The turnover of the Arab Contractors Company in Uganda is estimated at more than $200 million. The company has several infrastructure projects, such as the Pallisa-Kamonkoli, the Masaka-Bukakata and the Pallisa-Kumi roads, as well as the construction and rehabilitation of Kayunga Hospital, which was inaugurated by Museveni in January 2021.
Egypt has also helped Uganda develop its water resources through projects implemented by the Egyptian Ministry of Irrigation, such as the project to mitigate flood damage in Kasese district, western Uganda, in addition to the construction of seven rainwater harvesting dams, and the drilling of 75 underground wells in remote areas in Uganda.
Moreover, Egypt aims to up the volume of trade exchange with Uganda, which in 2020 stood at about $110 million.
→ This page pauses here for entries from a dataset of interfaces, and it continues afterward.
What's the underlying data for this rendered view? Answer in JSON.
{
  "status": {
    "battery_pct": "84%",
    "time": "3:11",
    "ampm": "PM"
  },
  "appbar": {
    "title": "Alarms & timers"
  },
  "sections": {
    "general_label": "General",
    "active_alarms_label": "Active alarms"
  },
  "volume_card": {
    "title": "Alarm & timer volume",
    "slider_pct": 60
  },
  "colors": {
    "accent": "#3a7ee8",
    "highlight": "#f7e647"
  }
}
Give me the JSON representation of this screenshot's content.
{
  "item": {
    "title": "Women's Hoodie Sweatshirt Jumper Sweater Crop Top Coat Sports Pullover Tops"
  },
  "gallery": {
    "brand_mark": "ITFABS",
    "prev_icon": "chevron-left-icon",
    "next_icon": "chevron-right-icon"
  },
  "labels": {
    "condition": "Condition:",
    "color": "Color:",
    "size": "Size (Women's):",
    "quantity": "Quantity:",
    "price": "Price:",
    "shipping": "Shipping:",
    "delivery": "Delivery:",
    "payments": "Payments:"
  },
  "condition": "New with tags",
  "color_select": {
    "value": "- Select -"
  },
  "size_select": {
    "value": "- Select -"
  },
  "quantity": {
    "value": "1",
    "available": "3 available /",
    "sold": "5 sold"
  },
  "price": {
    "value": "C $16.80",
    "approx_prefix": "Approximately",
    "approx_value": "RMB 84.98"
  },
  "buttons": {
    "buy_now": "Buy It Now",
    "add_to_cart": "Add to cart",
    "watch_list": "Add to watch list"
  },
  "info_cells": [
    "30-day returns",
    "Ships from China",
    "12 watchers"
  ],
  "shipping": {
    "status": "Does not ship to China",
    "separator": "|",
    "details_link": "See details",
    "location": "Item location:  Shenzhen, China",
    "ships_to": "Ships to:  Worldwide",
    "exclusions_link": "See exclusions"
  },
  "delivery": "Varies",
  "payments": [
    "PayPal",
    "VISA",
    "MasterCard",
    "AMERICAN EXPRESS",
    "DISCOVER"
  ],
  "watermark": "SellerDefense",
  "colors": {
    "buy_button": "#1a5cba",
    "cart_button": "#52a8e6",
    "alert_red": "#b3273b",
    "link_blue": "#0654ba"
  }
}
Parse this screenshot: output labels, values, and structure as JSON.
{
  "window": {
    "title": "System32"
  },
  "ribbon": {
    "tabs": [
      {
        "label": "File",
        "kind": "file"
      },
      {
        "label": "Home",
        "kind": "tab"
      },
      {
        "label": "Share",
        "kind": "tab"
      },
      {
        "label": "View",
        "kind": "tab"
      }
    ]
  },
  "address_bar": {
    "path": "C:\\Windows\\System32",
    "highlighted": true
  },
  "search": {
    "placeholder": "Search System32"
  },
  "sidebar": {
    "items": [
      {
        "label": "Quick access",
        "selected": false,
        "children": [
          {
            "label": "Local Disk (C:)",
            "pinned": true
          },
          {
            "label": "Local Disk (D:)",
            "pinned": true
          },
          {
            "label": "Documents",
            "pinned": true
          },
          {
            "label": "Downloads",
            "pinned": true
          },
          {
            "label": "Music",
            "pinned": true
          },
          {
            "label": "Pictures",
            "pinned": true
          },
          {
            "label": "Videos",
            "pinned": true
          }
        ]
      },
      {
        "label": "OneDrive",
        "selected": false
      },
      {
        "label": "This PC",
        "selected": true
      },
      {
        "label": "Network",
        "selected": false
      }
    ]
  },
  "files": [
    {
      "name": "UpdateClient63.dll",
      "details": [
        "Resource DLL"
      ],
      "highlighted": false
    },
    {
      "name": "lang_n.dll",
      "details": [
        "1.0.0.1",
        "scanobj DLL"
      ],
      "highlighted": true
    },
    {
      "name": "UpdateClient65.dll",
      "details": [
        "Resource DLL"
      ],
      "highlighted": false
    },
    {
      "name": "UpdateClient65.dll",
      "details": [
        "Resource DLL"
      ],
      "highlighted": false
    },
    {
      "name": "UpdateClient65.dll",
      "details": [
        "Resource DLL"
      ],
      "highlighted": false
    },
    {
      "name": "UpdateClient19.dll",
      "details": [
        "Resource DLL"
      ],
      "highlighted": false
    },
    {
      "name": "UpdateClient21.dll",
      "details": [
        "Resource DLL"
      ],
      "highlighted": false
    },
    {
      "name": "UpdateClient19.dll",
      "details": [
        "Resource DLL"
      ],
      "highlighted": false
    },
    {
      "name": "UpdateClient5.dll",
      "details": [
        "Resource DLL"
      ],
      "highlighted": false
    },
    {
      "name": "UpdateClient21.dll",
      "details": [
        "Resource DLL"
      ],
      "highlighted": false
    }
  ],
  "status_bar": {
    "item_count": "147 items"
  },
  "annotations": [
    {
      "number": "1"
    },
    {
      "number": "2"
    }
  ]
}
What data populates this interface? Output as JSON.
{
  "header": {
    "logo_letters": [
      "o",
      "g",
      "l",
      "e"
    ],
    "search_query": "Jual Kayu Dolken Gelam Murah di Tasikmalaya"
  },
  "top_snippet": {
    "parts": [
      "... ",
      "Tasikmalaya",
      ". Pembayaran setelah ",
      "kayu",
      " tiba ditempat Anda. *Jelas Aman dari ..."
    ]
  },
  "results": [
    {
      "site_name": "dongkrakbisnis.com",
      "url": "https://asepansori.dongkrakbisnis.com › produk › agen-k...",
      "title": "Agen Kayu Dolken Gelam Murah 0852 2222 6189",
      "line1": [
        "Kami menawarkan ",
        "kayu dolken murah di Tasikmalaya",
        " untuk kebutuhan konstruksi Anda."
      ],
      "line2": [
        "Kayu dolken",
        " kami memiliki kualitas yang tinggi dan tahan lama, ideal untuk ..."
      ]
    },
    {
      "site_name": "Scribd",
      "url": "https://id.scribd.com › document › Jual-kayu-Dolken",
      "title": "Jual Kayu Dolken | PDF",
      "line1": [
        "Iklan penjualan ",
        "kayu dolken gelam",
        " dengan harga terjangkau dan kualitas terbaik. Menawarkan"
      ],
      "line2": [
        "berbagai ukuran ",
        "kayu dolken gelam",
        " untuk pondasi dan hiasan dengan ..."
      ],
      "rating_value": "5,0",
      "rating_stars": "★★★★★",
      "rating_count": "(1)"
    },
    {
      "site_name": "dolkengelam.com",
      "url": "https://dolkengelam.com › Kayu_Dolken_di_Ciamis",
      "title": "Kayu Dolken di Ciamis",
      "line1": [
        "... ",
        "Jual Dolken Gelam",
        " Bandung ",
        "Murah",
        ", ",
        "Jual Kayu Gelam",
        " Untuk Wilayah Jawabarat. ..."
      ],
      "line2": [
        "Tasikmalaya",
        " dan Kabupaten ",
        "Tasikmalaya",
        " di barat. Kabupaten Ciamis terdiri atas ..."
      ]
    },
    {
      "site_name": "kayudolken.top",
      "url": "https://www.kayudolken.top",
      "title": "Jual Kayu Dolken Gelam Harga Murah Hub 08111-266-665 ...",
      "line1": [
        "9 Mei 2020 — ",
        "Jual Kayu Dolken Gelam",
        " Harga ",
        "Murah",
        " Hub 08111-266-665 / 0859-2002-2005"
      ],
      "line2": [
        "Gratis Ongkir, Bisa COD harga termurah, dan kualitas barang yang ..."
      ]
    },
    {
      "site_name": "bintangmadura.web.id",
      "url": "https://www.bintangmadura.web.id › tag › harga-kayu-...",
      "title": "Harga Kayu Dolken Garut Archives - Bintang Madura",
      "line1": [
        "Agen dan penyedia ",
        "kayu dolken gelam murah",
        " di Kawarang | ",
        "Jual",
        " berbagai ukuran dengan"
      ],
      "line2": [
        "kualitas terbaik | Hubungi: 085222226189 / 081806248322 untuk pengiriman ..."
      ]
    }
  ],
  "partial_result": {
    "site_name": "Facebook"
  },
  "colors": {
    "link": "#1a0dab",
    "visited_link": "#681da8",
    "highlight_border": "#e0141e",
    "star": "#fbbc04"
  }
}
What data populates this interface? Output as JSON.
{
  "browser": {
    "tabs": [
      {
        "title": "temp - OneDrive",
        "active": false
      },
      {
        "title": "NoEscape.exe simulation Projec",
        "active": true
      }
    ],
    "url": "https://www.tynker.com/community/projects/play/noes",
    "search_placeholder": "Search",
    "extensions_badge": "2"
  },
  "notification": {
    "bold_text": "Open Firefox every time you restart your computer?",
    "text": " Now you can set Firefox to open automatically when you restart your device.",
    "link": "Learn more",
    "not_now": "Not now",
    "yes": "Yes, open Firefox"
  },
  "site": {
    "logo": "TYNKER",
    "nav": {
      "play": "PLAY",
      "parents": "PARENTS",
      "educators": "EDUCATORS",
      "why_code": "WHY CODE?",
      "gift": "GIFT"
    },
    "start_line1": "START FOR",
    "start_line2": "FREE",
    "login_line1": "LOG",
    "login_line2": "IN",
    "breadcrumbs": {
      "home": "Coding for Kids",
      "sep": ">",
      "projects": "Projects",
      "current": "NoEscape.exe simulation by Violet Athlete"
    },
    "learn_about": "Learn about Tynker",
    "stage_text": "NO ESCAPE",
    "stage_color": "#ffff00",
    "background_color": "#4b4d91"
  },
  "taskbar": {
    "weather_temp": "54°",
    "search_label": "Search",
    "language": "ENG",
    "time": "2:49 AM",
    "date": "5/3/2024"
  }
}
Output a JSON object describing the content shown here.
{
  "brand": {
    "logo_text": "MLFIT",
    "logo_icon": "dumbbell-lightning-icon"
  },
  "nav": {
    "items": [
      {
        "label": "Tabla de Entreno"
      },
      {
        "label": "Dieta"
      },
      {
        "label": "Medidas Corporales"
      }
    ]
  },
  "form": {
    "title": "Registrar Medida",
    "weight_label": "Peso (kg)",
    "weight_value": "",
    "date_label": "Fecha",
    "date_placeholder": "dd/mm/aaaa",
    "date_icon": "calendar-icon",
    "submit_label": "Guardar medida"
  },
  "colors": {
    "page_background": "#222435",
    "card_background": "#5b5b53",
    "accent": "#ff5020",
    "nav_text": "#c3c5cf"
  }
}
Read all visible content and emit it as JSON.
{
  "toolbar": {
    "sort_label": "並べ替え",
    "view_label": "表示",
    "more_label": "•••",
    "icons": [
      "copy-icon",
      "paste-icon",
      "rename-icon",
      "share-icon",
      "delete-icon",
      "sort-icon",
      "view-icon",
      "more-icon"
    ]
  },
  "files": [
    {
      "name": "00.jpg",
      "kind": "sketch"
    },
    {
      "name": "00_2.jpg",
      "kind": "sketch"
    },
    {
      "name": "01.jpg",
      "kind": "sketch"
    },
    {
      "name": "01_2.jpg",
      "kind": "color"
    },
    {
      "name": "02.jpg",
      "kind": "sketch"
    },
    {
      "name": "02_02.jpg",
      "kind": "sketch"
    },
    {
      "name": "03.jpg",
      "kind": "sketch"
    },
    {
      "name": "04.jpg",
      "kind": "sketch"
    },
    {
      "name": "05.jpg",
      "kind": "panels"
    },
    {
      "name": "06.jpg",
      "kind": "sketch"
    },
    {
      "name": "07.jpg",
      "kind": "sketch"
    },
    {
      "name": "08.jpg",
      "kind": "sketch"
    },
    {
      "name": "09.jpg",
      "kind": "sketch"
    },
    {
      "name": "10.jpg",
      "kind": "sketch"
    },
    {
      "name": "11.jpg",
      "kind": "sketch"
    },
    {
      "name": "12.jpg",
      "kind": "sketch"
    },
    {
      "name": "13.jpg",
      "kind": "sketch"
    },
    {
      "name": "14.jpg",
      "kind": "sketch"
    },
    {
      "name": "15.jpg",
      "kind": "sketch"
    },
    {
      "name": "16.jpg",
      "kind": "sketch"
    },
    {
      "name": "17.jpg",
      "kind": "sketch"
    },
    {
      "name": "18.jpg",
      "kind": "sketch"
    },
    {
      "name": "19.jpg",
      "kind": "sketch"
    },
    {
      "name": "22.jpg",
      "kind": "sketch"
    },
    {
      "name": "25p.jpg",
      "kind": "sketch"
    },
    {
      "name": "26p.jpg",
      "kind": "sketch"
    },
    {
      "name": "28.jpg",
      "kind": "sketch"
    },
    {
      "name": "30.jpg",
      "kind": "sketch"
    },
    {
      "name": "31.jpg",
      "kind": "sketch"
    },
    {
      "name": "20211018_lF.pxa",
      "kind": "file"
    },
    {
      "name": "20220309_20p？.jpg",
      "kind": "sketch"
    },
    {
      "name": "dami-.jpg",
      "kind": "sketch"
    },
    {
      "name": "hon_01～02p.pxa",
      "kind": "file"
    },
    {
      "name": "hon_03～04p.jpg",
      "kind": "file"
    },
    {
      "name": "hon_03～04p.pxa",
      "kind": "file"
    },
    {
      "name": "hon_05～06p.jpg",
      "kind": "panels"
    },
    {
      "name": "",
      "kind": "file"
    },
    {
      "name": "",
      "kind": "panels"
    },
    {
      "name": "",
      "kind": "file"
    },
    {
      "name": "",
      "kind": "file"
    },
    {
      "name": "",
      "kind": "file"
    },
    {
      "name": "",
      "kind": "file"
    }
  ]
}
On March 16, the Egyptian African Businessmen Association concluded a joint cooperation agreement with the National Chamber of Commerce and Industry in Uganda aimed at increasing the volume of bilateral trade exchange to $1 billion within three years.
In February 2020, the Uganda Investment Authority confirmed that more than 40 Egyptian companies are working in Uganda in various industries, most of them in infrastructure, energy, mining and construction, with a capital of $130 million.
Hani Raslan, head of the Sudan and Nile Basin Countries Unit at Al-Ahram Center for Political and Strategic Studies, told Al-Monitor that the military agreement between Egypt and Uganda falls within the framework of Cairo's policy to increase pressure on Ethiopia.
Raslan said, “Ethiopia had been pursuing a policy of inciting the Nile Basin countries against Egypt during previous periods, but Cairo has been countering this scheme by concluding agreements and military and economic cooperation with the Nile Basin countries.”
He explained that military agreements are the highest level of cooperation between the two countries. “The Egyptian-Ugandan military agreement is evidence that the strength of bilateral relations has climaxed,” he added. “Egypt is trying to meet the needs of the Nile Basin countries — whether militarily, economically or in terms of water — so that no country will replicate Ethiopia's experience in building a dam that would affect its share of the Nile water.”
Raslan noted that Egypt is interested in establishing many projects to fulfill Uganda’s water needs to keep it from following the same stubborn Ethiopian policy against Cairo.
In a related context, Amani Al-Tawil, the expert on African affairs at Al-Ahram Center, said the military agreement between Egypt and Uganda cannot be separated from the GERD.
He told Al-Monitor that the agreement aims to curb Ethiopia’s influence among the Nile Basin countries in order to weaken its position with respect to the GERD.